|Charles Laughton Quick Info|
|Height||5 ft 7½ in|
|Date of Birth||July 1, 1899|
|Date of Death||December 15, 1962|
Charles Laughton was a British-American actor, director, producer, and screenwriter whose film credits as an actor have included The Private Life of Henry VIII (1933), The Barretts of Wimpole Street (1934), Mutiny on the Bounty (1935), Ruggles of Red Gap (1935), The Hunchback of Notre Dame (1939), The Big Clock (1948), Witness for the Prosecution (1957), etc. Additionally, he had also directed The Night of the Hunter (1955), which has turned into a cult classic over time.
He was born on July 1, 1899.
Charles passed away at the age of 63 years from renal cancer on December 15, 1962, in Hollywood, California.
Scarborough, North Riding of Yorkshire, England, United Kingdom
Actor, Director, Producer, Screenwriter
- Father – Robert Laughton (Yorkshire Hotel Keeper)
- Mother – Eliza Conlon (Yorkshire Hotel Keeper)
- Siblings – Tom Laughton (Younger Brother), Francis Laughton (Younger Brother)
5 ft 7½ in or 171.5 cm
92 kg or 203 lbs
Girlfriend / Boyfriend / Spouse
Charles Laughton had dated –
- Basil Gill
- Elsa Lanchester (1927-1962) – He tied the knot with actress Elsa Lanchester in 1929. The couple had worked together in several films including The Private Life of Henry VIII (1933), Rembrandt (1936), Tales of Manhattan (1942), The Big Clock (1948), etc. They did not have any children together but stayed married until Laughton’s death in 1962.
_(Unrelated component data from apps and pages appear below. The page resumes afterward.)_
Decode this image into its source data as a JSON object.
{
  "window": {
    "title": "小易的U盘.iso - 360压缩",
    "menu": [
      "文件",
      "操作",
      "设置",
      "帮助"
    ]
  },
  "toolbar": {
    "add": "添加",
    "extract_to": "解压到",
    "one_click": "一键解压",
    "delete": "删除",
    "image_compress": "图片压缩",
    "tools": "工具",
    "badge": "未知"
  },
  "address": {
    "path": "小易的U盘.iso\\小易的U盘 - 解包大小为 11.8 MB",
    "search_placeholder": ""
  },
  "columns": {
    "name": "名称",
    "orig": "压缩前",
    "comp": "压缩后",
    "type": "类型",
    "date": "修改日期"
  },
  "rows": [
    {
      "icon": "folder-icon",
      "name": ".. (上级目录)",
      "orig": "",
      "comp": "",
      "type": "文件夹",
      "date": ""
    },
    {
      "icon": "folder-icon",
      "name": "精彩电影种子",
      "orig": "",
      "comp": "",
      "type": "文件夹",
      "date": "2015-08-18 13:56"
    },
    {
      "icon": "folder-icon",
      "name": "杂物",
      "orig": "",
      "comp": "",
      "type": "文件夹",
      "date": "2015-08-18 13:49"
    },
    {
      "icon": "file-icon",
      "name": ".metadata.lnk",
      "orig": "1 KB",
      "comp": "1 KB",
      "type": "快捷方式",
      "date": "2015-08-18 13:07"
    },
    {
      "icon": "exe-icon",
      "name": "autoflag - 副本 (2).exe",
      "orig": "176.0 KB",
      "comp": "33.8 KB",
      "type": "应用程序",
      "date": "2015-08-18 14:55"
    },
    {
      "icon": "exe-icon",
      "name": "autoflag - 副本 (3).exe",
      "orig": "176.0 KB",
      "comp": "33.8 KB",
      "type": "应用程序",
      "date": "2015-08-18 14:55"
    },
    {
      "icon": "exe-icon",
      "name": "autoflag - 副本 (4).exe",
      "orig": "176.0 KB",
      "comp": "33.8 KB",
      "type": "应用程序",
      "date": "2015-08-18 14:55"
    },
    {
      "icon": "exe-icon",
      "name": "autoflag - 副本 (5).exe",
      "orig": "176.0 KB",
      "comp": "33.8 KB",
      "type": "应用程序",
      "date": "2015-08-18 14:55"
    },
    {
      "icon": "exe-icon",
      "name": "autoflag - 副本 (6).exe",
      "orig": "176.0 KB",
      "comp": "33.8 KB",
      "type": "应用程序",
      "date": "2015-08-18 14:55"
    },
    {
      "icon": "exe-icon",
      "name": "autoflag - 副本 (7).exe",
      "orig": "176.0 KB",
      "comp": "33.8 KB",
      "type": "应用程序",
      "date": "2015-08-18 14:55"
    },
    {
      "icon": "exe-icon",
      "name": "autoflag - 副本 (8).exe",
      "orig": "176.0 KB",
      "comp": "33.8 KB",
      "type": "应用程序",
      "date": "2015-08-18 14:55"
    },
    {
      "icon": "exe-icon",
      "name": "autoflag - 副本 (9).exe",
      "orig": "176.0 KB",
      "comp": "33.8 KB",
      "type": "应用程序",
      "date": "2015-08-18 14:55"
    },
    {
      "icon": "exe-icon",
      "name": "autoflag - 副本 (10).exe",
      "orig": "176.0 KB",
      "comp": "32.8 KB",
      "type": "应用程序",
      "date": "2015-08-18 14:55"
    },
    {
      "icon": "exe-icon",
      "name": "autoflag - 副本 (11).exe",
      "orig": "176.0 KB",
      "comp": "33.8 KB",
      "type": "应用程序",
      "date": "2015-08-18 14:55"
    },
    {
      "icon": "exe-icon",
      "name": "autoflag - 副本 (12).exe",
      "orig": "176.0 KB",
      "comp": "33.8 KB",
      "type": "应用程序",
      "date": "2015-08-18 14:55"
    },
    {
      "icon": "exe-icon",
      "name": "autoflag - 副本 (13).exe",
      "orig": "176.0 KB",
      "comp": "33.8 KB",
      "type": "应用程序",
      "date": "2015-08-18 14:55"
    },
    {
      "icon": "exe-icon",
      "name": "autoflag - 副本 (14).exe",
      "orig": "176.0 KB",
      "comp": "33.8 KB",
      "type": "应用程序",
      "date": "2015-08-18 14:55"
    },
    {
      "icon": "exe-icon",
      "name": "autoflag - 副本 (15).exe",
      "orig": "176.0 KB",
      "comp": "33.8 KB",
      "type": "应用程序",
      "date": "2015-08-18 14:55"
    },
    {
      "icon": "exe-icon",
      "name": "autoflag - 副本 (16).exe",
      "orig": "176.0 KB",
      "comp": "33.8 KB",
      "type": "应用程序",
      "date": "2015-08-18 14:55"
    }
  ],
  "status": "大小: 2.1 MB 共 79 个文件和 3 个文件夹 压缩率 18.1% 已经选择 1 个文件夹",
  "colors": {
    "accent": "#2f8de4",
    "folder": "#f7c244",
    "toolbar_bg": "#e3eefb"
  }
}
- Tyrone Power – He allegedly had a homose**al relationship with Tyrone Power, according to the Hollywood pros**tute Scotty Bowers.
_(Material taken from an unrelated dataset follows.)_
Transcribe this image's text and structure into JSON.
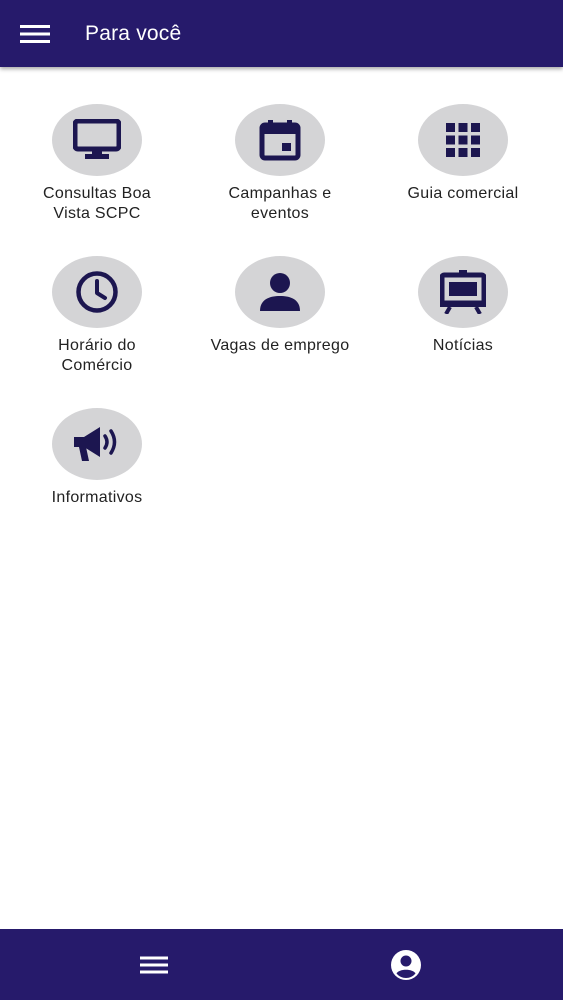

Race / Ethnicity
He had English ancestry on his father’s side and was of Irish descent on his mother’s side.
- Wide forehead
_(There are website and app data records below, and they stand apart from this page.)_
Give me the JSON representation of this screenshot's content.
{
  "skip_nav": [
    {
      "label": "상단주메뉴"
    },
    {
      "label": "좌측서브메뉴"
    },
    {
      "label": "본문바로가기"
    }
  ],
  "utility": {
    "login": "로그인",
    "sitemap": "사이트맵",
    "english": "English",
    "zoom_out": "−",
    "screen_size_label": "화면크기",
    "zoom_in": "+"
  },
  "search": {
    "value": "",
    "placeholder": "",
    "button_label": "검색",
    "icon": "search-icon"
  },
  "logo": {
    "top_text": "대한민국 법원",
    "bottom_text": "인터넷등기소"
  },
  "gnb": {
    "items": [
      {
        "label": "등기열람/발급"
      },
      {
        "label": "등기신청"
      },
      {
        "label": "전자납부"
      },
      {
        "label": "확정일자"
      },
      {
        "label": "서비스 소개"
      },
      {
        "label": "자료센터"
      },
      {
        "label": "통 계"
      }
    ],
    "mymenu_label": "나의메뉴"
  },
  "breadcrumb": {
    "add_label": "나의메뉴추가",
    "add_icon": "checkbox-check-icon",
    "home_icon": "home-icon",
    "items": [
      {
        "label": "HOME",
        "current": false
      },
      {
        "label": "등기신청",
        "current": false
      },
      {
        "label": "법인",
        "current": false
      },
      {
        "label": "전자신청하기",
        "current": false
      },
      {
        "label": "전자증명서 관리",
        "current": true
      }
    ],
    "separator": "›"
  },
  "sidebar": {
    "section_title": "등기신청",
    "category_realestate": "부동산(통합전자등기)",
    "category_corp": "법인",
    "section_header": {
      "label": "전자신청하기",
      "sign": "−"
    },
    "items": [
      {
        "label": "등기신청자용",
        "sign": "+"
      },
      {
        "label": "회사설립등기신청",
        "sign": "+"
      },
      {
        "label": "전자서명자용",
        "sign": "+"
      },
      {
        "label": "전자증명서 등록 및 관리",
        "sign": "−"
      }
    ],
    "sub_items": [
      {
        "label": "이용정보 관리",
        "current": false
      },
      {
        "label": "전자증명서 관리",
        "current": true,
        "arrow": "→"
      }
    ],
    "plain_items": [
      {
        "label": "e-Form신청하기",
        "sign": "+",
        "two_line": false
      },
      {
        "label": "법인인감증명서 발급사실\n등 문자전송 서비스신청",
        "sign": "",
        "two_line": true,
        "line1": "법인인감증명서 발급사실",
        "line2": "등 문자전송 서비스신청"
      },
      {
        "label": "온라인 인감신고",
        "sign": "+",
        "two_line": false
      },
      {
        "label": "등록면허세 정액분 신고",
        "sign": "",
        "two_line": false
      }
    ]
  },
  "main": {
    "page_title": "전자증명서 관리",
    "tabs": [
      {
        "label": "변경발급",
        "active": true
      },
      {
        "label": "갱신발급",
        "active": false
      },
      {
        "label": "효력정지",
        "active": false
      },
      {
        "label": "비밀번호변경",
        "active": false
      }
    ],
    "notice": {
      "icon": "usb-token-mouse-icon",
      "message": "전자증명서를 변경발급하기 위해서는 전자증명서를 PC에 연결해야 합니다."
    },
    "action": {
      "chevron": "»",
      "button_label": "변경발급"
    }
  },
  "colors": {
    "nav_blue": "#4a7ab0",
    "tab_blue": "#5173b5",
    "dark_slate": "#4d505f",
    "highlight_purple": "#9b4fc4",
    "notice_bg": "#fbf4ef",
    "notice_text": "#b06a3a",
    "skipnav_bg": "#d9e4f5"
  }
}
- Powerful, booming shouting voice
Charles Laughton Facts
- His spectacular performance as Henry VIII in Alexander Korda’s film, The Private Life of Henry VIII (1933) made him an overnight star and earned him the Academy Award for ‘Best Actor in a Leading Role’ in 1934.
- Laughton had a soft spot for actress Maureen O’Hara, whom he mentored after discovering her at the age of 18 years. He had even considered adopting her as his daughter at some point and remained a fatherly figure in her life until his death. However, his wife saw Maureen as an opportunist and strongly disliked her. Moreover, the two had worked together in Alfred Hitchcock‘s film, Jamaica Inn (1939).
- On February 8, 1960, he received his star on the Hollywood Walk of Fame at 7021 Hollywood Boulevard in Hollywood, California.
- The revered actor Daniel Day-Lewis has cited Laughton as one of his biggest inspirations as an actor.
- Three of his films have been selected to be a part of the National Film Registry by the Library of Congress due to them being ‘culturally, historically or aesthetically’ significant. He acted in 2 of these films, which are Ruggles of Red Gap (1935) and Spartacus (1960). The third is The Night of the Hunter (1955), which he directed.
- His only directorial venture The Night of the Hunter (1955) was so widely criticized that Laughton vowed never to direct a movie again. However, over time, the film became a cult classic and was ranked at #34 in the American Film Institute‘s list of ‘100 Years…100 Thrills’ in 2001.
Featured Image by Clarence Bull / Wikimedia / Public Domain